**PROVIDED ENTRIES:**
- Opening Delimiter -
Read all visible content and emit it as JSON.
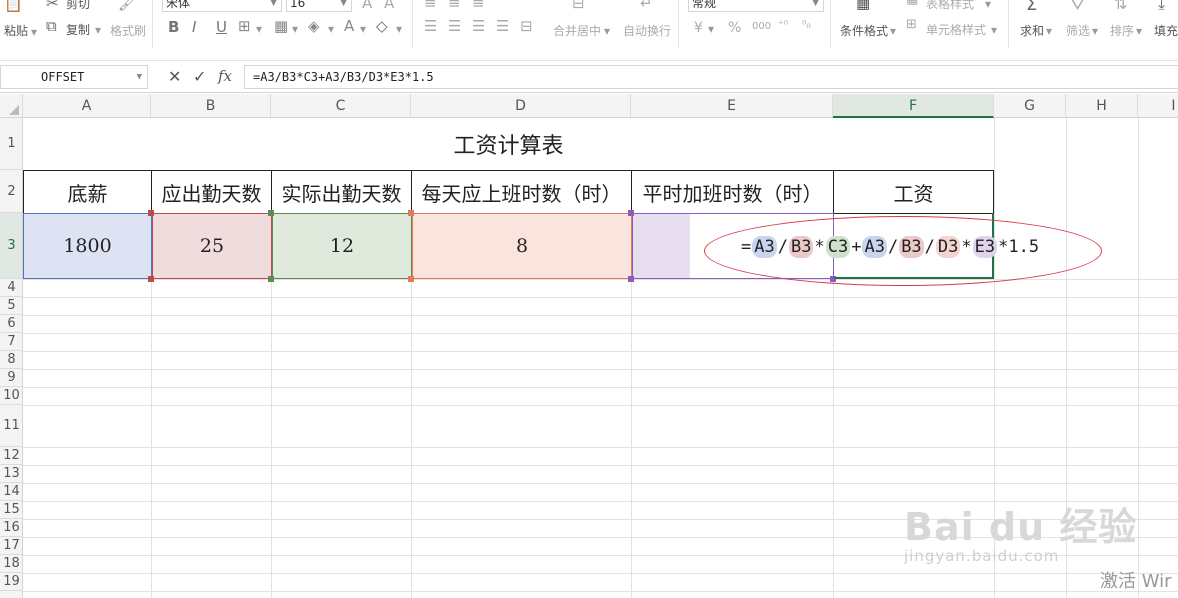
{
  "ribbon": {
    "cut": "剪切",
    "paste": "粘贴",
    "copy": "复制",
    "format_painter": "格式刷",
    "font_name": "宋体",
    "font_size": "16",
    "bold": "B",
    "italic": "I",
    "underline": "U",
    "merge_center": "合并居中",
    "wrap_text": "自动换行",
    "number_format": "常规",
    "currency": "¥",
    "percent": "%",
    "thousands": "000",
    "table_style": "表格样式",
    "conditional_format": "条件格式",
    "cell_style": "单元格样式",
    "sum": "求和",
    "filter": "筛选",
    "sort": "排序",
    "fill": "填充"
  },
  "formula_bar": {
    "name_box": "OFFSET",
    "fx": "fx",
    "formula": "=A3/B3*C3+A3/B3/D3*E3*1.5"
  },
  "columns": [
    "A",
    "B",
    "C",
    "D",
    "E",
    "F",
    "G",
    "H",
    "I"
  ],
  "rows": [
    "1",
    "2",
    "3",
    "4",
    "5",
    "6",
    "7",
    "8",
    "9",
    "10",
    "11",
    "12",
    "13",
    "14",
    "15",
    "16",
    "17",
    "18",
    "19"
  ],
  "sheet": {
    "title": "工资计算表",
    "headers": [
      "底薪",
      "应出勤天数",
      "实际出勤天数",
      "每天应上班时数（时）",
      "平时加班时数（时）",
      "工资"
    ],
    "values": [
      "1800",
      "25",
      "12",
      "8",
      ""
    ],
    "formula_tokens": [
      {
        "t": "=",
        "kind": "op"
      },
      {
        "t": "A3",
        "kind": "ref",
        "color": "#c9d5ee"
      },
      {
        "t": "/",
        "kind": "op"
      },
      {
        "t": "B3",
        "kind": "ref",
        "color": "#ecc9c9"
      },
      {
        "t": "*",
        "kind": "op"
      },
      {
        "t": "C3",
        "kind": "ref",
        "color": "#cfe0cd"
      },
      {
        "t": "+",
        "kind": "op"
      },
      {
        "t": "A3",
        "kind": "ref",
        "color": "#c9d5ee"
      },
      {
        "t": "/",
        "kind": "op"
      },
      {
        "t": "B3",
        "kind": "ref",
        "color": "#ecc9c9"
      },
      {
        "t": "/",
        "kind": "op"
      },
      {
        "t": "D3",
        "kind": "ref",
        "color": "#f3d4cf"
      },
      {
        "t": "*",
        "kind": "op"
      },
      {
        "t": "E3",
        "kind": "ref",
        "color": "#e0d3ec"
      },
      {
        "t": "*1.5",
        "kind": "op"
      }
    ]
  },
  "watermark": {
    "brand": "Bai du 经验",
    "url": "jingyan.baidu.com"
  },
  "activate_text": "激活 Wir",
  "colors": {
    "a3": "#dee3f3",
    "b3": "#f0dcdc",
    "c3": "#dfe9dc",
    "d3": "#fbe3de",
    "e3": "#e7dff0",
    "a3_border": "#4f74c0",
    "b3_border": "#b84b4b",
    "c3_border": "#5f8a55",
    "d3_border": "#e07a5a",
    "e3_border": "#8a5cc0",
    "selection": "#217346",
    "ellipse": "#d9394a"
  }
}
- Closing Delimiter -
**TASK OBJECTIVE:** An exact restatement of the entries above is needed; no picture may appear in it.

**EXERCISE OUTPUT:**
Read all visible content and emit it as JSON.
{
  "ribbon": {
    "cut": "剪切",
    "paste": "粘贴",
    "copy": "复制",
    "format_painter": "格式刷",
    "font_name": "宋体",
    "font_size": "16",
    "bold": "B",
    "italic": "I",
    "underline": "U",
    "merge_center": "合并居中",
    "wrap_text": "自动换行",
    "number_format": "常规",
    "currency": "¥",
    "percent": "%",
    "thousands": "000",
    "table_style": "表格样式",
    "conditional_format": "条件格式",
    "cell_style": "单元格样式",
    "sum": "求和",
    "filter": "筛选",
    "sort": "排序",
    "fill": "填充"
  },
  "formula_bar": {
    "name_box": "OFFSET",
    "fx": "fx",
    "formula": "=A3/B3*C3+A3/B3/D3*E3*1.5"
  },
  "columns": [
    "A",
    "B",
    "C",
    "D",
    "E",
    "F",
    "G",
    "H",
    "I"
  ],
  "rows": [
    "1",
    "2",
    "3",
    "4",
    "5",
    "6",
    "7",
    "8",
    "9",
    "10",
    "11",
    "12",
    "13",
    "14",
    "15",
    "16",
    "17",
    "18",
    "19"
  ],
  "sheet": {
    "title": "工资计算表",
    "headers": [
      "底薪",
      "应出勤天数",
      "实际出勤天数",
      "每天应上班时数（时）",
      "平时加班时数（时）",
      "工资"
    ],
    "values": [
      "1800",
      "25",
      "12",
      "8",
      ""
    ],
    "formula_tokens": [
      {
        "t": "=",
        "kind": "op"
      },
      {
        "t": "A3",
        "kind": "ref",
        "color": "#c9d5ee"
      },
      {
        "t": "/",
        "kind": "op"
      },
      {
        "t": "B3",
        "kind": "ref",
        "color": "#ecc9c9"
      },
      {
        "t": "*",
        "kind": "op"
      },
      {
        "t": "C3",
        "kind": "ref",
        "color": "#cfe0cd"
      },
      {
        "t": "+",
        "kind": "op"
      },
      {
        "t": "A3",
        "kind": "ref",
        "color": "#c9d5ee"
      },
      {
        "t": "/",
        "kind": "op"
      },
      {
        "t": "B3",
        "kind": "ref",
        "color": "#ecc9c9"
      },
      {
        "t": "/",
        "kind": "op"
      },
      {
        "t": "D3",
        "kind": "ref",
        "color": "#f3d4cf"
      },
      {
        "t": "*",
        "kind": "op"
      },
      {
        "t": "E3",
        "kind": "ref",
        "color": "#e0d3ec"
      },
      {
        "t": "*1.5",
        "kind": "op"
      }
    ]
  },
  "watermark": {
    "brand": "Bai du 经验",
    "url": "jingyan.baidu.com"
  },
  "activate_text": "激活 Wir",
  "colors": {
    "a3": "#dee3f3",
    "b3": "#f0dcdc",
    "c3": "#dfe9dc",
    "d3": "#fbe3de",
    "e3": "#e7dff0",
    "a3_border": "#4f74c0",
    "b3_border": "#b84b4b",
    "c3_border": "#5f8a55",
    "d3_border": "#e07a5a",
    "e3_border": "#8a5cc0",
    "selection": "#217346",
    "ellipse": "#d9394a"
  }
}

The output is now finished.